    Photo: Erling Svensen / IMR

The edible crab (brown crab) is an important commercial species with a wide distribution, ranging from Northern Norway to the coast of Morocco and the Mediterranean in the south. In Norway, this marine crab can be found in high densities along the entire coast from the Skagerrak in the south until Troms in the north and sporadic occurrence all the way to the North Cape.

Being a true marine species, the edible crab is only found in waters with high and relatively stable salinity. They are common in shallow waters on hard bottoms but can be also found sandy and soft substrate. Mature female crabs are known to migrate over larger distances in a counter-current direction, to position themselves in hatching areas that enable the larvae to float back with the current to the settling grounds. Otherwise, this crab species migrates mostly vertically, feeding in the upper, warmer shore at night and moving back down into deeper water at daytime. During winter, they are often found at depths of 30–50 m to avoid the cold surface water. Occasionally, crabs have been caught down to 400 m depth. 

Like all crustaceans, the edible crab must shed their shell to grow, a process called moulting. This happens in the warm season, but not necessarily every year in older crabs. Molting takes a lot of energy and leaves the crab vulnerable to predation. In older crabs, the moulting frequency can decrease to every other year, reflecting the slower growth with increasing age.

Crabs mate while the females are moulting and are soft-shelled. It takes 5–7 years and usually a carapace width of more than 120 mm to reach maturity. The male places his sperm in small packages, ”spermatophores”, into the egg channels of the female, where it can be stored for a long time. Having spent their energy reserves on the moult and shell formation, the females need to feed for 5–6 months until they have developed the eggs to the stage they can be spawned. 

The eggs are attached to the female's ”tail” until they hatch the next summer. Photo: Erling Svensen, IMR

Spawning and fertilization take usually place in late autumn and early winter. The females have by then reached the spawning grounds, where they will stay mostly dug into the sand where they care for the eggs attached to their ”tail” and feed very little for the next 5 to 6 months, until the eggs hatch the next summer. The nearly microscopic crab larvae float in the upper layers of the water column for up to two months, moulting seven times, before they settle at a carapace width of 2.5 mm. They remain in rocky crevices and underneath sea kelp holdfasts for around one year, until they grow through a series of moults to approximately 150 mm.

Edible crabs are omnivorous and eat more or less anything they can find, but their main food source are typically shells and bristle worms.

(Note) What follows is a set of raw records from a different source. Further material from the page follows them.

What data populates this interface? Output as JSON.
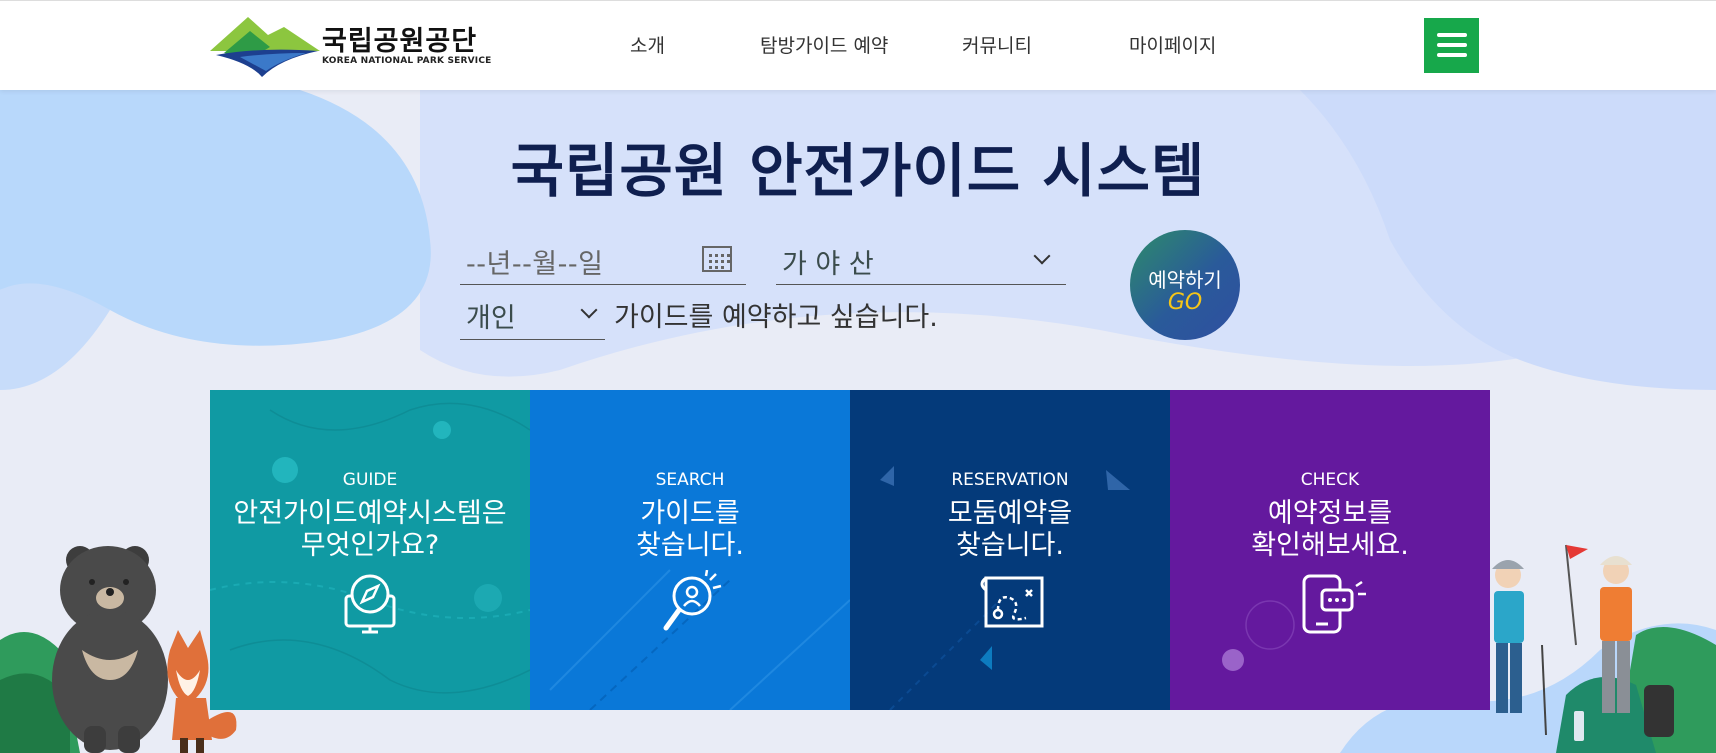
{
  "header": {
    "logo_ko": "국립공원공단",
    "logo_en": "KOREA NATIONAL PARK SERVICE",
    "nav": [
      "소개",
      "탐방가이드 예약",
      "커뮤니티",
      "마이페이지"
    ]
  },
  "hero": {
    "title": "국립공원 안전가이드 시스템",
    "date_placeholder": "--년--월--일",
    "park_selected": "가 야 산",
    "type_selected": "개인",
    "sentence": "가이드를 예약하고 싶습니다.",
    "go_label": "예약하기",
    "go_sub": "GO"
  },
  "cards": [
    {
      "en": "GUIDE",
      "ko1": "안전가이드예약시스템은",
      "ko2": "무엇인가요?",
      "color": "#109aa3",
      "icon": "monitor-compass-icon"
    },
    {
      "en": "SEARCH",
      "ko1": "가이드를",
      "ko2": "찾습니다.",
      "color": "#0a78d8",
      "icon": "magnifier-person-icon"
    },
    {
      "en": "RESERVATION",
      "ko1": "모둠예약을",
      "ko2": "찾습니다.",
      "color": "#043a7a",
      "icon": "trail-map-icon"
    },
    {
      "en": "CHECK",
      "ko1": "예약정보를",
      "ko2": "확인해보세요.",
      "color": "#64199e",
      "icon": "phone-chat-icon"
    }
  ],
  "colors": {
    "brand_green": "#17a84b",
    "title_navy": "#0f1f4f",
    "go_text": "#f5c518"
  }
}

As scavengers, they also feed on carcasses and contribute to the “clean-up” of the sea floor. During summer and autumn, crabs often enter the tidal zone to feed on blue mussels and other organisms along rocky shores. 

Fishery

The fishery on edible crab increased continuously from the 1990ies until 2007, when the landings peaked above 8 500 tonnes. Following this record year, the annual landings stabilized at around 5000 tonnes, with some flucutations from year to year but no clear trend. In 2019, a total of 5370 tonnes were landed commercially.
Crab fishing is conducted with crab traps during most of the year. However, the main season is between July and November, although the length of the fishing season has increased over time. The fishing fleet is dominated by vessels below 11 m, mostly small-scale operations that fish for a range of species besides edible crab. In 2018, more than 400 boats registered landings of edible crab in Norway.

Management

There are currently no catch quotas or other measures in place to restrict the crab fishery. The only regulations are a maximum number of 20 traps for recreational fisher and a minimum landing size for all landings. The minimum landing size aims to ensure that crabs reach maturity before they can be fished, and is currently set to 13 cm carapace width north of Rogaland and 11 cm from Rogaland to the Swedish border.

The minimum landing size aims to ensure that crabs reach maturity before they can be fished. Photo: Sissel Andersen / IMR

Key statistics

QUOTA/QUOTA ADVICE 2020: None
MINIMUM LANDING SIZE: 13 cm carapace width (11 cm from Rogaland to the Swedish border)
NORWEGIAN LANDINGS 2019: 5370 t
NORWEGIAN LANDINGS VALUE 2019: 69 million NOK